If you are on the first line, pressing (upper case) J will join that line and the next line together, removing the newline. You can also combine this with a count, so pressing 3J will combine all 3 lines together.
Certainly. Vim recognizes the \n character as a newline, so you can just search and replace. In command mode type:
While on the upper line in normal mode, hit Shift+j.
You can prepend a count too, so 3J on the top line would join all those lines together.
As other answers mentioned, (upper case) J and search + replace for \n can be used generally to strip newline characters and to concatenate lines.
But in order to get rid of the trailing newline character in the last line, you need to do this in Vim:
:set noendofline binary :w
J deletes extra leading spacing (if any), joining lines with a single space. (With some exceptions: after /[.!?]$/, two spaces may be inserted; before /^\s*)/, no spaces are inserted.)
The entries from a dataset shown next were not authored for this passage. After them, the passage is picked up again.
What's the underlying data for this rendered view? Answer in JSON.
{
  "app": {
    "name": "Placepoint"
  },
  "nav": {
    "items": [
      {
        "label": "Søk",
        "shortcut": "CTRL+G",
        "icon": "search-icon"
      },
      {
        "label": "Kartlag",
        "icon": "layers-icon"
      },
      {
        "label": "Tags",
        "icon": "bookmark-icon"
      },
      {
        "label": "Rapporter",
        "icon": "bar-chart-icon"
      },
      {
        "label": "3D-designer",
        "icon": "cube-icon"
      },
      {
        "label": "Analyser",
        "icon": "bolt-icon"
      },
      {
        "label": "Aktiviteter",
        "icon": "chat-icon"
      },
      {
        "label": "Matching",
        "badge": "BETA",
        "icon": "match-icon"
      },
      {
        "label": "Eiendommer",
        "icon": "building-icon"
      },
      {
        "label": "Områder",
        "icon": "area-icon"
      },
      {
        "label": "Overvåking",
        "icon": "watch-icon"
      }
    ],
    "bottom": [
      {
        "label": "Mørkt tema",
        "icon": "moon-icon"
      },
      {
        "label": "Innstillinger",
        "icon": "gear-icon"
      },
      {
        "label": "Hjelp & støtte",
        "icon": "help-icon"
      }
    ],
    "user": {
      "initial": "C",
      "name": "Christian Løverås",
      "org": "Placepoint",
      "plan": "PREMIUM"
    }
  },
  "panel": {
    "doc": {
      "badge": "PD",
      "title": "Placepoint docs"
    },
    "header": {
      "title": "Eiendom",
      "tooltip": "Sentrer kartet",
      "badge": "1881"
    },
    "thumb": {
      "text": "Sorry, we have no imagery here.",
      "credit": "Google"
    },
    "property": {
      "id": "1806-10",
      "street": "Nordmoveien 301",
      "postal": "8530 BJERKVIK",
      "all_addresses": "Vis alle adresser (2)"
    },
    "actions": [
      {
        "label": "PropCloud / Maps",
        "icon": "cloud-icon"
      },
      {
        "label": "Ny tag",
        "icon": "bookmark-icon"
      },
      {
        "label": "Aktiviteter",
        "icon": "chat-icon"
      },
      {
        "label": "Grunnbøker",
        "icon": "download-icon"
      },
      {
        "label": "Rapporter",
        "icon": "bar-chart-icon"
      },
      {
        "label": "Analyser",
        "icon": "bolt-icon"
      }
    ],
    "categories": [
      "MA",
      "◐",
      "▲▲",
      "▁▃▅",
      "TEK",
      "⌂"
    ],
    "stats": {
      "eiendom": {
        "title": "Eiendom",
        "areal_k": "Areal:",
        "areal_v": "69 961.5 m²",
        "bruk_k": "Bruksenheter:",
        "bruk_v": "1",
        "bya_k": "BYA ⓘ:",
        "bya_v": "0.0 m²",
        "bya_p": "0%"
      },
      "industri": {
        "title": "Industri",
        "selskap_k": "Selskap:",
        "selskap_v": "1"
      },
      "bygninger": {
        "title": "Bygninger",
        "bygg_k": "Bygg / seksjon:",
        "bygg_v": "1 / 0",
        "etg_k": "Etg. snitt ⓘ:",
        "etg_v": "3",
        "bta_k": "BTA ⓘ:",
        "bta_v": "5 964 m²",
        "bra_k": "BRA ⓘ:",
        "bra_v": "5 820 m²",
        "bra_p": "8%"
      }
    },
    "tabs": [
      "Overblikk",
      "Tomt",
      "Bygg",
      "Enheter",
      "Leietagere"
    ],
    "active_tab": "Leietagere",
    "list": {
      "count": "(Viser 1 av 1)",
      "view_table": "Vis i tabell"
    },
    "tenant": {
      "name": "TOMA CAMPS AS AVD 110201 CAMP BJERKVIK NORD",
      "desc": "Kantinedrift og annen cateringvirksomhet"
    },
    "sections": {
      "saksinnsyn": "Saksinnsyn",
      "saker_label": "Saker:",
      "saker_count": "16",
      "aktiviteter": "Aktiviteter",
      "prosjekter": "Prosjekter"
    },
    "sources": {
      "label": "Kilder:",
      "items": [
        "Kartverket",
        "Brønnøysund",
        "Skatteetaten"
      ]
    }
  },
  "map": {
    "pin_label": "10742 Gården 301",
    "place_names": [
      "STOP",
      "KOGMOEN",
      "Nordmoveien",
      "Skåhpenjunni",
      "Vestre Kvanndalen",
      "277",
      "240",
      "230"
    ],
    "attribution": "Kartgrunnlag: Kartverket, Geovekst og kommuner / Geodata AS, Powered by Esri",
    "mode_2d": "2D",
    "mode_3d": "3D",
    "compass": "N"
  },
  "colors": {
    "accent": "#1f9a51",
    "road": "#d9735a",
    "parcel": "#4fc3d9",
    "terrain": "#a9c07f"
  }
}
If you don't want that behavior, gJ simply removes the newline and doesn't do anything clever with spaces at all.
Top 3 video Explaining unix - Delete newline in Vim